**PROBLEM REQUIREMENTS:**
Where a line of the entries holds the string "false", copy that line.

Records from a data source
=== Begin Enclosure ===

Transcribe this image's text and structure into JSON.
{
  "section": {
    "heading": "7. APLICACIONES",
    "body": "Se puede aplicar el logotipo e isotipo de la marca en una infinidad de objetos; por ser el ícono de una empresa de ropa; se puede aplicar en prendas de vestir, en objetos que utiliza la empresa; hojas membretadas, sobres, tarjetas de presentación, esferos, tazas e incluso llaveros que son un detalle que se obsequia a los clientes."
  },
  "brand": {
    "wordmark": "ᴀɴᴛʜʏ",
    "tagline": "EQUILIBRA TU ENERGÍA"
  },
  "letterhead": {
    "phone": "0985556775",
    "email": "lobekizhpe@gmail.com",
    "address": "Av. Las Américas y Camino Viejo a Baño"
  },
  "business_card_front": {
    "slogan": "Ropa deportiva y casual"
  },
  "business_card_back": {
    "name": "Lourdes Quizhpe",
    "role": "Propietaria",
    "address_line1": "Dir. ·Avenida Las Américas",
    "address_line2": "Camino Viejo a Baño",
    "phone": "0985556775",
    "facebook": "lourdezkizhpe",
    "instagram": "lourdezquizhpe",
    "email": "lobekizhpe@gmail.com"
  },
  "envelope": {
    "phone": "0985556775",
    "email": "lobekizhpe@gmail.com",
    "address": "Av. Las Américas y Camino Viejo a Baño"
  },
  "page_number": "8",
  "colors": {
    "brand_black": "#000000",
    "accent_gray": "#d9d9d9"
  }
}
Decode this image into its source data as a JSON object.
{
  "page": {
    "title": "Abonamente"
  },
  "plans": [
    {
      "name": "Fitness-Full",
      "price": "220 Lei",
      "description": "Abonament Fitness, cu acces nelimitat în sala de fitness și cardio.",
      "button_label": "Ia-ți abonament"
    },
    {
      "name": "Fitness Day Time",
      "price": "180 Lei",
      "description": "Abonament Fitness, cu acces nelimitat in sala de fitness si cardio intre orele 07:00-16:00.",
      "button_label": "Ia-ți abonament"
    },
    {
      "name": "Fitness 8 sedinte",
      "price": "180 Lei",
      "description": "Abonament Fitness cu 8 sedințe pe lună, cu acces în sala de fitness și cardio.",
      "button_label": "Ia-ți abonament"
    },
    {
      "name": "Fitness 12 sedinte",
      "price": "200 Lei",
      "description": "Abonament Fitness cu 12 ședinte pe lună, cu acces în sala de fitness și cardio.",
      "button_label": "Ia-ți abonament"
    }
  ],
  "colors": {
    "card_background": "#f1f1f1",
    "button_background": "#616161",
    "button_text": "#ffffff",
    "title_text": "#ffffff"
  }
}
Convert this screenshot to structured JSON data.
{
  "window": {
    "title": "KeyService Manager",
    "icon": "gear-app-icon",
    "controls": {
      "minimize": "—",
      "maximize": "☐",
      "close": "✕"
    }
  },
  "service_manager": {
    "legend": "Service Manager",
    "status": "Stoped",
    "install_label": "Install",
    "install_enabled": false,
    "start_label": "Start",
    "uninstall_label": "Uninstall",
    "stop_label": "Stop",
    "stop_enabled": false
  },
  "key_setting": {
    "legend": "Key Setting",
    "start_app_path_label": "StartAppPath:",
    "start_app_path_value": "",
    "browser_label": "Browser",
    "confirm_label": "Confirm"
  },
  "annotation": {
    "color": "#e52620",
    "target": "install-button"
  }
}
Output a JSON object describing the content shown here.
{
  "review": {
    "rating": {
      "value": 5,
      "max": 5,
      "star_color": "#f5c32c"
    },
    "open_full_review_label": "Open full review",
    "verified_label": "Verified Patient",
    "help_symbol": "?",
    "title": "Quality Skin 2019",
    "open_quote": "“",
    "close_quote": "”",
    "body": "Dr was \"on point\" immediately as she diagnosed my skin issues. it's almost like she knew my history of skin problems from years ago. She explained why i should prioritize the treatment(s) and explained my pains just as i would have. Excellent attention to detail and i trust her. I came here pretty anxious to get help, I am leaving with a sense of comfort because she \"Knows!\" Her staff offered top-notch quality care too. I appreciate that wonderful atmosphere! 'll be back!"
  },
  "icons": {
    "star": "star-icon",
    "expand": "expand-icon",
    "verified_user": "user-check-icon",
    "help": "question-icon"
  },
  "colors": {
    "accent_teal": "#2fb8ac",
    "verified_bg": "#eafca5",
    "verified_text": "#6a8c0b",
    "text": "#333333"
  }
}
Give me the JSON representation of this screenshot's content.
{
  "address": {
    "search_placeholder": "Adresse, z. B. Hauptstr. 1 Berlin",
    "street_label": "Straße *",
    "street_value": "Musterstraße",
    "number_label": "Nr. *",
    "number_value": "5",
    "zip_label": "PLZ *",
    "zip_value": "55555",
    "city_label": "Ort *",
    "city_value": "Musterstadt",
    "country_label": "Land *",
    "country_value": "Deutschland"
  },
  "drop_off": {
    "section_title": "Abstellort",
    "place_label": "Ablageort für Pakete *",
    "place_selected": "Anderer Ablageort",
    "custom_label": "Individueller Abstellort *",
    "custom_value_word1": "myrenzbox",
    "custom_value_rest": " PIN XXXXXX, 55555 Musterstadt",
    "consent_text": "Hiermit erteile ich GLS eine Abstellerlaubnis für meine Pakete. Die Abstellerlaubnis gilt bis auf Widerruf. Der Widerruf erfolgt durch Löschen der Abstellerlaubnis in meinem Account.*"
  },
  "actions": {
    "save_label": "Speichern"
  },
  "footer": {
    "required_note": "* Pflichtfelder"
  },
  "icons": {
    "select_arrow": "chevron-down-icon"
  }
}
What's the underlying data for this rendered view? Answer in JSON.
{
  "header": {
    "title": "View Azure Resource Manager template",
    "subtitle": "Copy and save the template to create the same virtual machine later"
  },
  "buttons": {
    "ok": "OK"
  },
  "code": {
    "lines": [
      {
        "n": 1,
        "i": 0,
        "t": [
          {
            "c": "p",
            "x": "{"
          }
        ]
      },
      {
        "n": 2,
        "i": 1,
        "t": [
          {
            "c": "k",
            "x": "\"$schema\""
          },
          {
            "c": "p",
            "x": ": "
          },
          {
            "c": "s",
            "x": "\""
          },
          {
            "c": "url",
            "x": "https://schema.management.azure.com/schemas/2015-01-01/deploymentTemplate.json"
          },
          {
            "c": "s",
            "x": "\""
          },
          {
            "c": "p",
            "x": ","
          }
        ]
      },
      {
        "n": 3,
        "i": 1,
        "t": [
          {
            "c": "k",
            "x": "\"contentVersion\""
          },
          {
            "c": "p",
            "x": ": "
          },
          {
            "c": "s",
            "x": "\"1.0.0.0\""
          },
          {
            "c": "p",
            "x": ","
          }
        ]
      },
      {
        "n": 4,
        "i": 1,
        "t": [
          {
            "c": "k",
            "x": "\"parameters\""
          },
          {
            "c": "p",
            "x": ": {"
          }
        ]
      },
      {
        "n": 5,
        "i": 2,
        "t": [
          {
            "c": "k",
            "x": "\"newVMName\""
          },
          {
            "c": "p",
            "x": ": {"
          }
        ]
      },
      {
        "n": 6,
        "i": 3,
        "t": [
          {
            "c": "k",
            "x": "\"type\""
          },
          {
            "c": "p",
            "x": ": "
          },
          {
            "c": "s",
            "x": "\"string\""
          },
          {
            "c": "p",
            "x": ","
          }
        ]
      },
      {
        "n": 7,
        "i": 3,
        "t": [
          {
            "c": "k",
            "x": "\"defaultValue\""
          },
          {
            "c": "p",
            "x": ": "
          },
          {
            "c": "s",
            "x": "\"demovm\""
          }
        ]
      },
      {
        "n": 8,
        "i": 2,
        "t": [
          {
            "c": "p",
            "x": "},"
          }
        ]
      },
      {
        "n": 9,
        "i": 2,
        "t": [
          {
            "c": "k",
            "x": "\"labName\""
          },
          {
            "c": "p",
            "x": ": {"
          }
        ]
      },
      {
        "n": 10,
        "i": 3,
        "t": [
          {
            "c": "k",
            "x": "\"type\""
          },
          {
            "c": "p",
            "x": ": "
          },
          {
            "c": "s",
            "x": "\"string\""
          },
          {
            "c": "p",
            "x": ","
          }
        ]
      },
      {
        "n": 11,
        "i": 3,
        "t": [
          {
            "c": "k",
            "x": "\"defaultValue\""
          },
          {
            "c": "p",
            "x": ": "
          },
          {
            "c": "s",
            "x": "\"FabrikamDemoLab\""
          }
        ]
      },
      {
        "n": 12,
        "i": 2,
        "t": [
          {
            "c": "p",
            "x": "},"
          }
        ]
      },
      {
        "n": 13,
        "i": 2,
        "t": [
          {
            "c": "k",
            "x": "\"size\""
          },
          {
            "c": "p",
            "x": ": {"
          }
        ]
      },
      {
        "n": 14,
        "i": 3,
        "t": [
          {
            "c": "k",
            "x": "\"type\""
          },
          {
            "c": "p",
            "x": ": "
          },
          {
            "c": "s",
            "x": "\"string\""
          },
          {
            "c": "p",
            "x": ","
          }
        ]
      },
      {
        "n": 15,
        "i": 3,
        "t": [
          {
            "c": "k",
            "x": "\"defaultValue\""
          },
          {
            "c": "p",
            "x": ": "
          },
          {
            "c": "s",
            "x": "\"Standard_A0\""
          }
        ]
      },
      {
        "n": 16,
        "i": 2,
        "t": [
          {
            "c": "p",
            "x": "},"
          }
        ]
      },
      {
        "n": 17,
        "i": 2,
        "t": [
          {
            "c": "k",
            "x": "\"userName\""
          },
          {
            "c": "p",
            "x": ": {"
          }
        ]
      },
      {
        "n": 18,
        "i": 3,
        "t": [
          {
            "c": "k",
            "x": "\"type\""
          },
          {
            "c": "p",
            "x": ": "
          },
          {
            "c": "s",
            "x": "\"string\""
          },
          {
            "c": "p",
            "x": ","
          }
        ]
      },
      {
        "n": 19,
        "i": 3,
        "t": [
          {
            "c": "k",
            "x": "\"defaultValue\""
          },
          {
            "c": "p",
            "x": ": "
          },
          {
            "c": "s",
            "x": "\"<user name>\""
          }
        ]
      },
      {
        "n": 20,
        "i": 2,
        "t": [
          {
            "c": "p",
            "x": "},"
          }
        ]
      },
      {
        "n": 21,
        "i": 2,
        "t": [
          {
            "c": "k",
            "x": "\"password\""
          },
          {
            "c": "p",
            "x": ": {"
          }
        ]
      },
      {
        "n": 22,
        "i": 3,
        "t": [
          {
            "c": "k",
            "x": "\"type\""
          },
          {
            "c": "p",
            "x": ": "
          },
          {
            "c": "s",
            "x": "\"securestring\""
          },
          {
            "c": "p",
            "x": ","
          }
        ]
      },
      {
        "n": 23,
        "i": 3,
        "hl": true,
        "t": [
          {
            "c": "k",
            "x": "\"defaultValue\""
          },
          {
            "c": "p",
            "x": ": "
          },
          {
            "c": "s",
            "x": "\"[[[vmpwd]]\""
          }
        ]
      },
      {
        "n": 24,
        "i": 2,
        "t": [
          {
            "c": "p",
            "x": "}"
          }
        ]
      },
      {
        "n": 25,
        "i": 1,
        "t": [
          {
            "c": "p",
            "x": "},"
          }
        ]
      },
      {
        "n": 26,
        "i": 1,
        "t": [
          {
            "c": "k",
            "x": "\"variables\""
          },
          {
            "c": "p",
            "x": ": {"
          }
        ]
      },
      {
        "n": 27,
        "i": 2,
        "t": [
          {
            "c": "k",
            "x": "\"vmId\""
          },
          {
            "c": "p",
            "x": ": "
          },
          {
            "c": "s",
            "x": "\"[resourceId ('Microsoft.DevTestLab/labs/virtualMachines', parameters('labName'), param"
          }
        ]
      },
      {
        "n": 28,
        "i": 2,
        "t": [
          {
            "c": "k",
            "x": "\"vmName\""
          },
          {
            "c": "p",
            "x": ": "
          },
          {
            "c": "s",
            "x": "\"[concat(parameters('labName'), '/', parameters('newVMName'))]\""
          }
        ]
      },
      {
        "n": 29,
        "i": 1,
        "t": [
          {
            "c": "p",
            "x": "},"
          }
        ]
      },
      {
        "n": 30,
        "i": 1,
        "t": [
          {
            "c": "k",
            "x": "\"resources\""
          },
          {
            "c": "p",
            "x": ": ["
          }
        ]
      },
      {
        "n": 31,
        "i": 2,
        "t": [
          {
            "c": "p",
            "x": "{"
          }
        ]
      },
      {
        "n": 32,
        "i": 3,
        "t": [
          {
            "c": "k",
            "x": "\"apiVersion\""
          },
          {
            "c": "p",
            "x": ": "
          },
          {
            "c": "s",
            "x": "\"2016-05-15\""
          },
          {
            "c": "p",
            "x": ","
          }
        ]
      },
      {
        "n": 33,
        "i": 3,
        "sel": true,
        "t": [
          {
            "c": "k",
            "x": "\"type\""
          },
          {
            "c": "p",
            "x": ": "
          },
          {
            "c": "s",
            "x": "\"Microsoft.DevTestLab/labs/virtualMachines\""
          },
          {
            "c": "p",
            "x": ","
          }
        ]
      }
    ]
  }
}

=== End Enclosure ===

**WRITTEN SOLUTION:**
    "install_enabled": false,
    "stop_enabled": false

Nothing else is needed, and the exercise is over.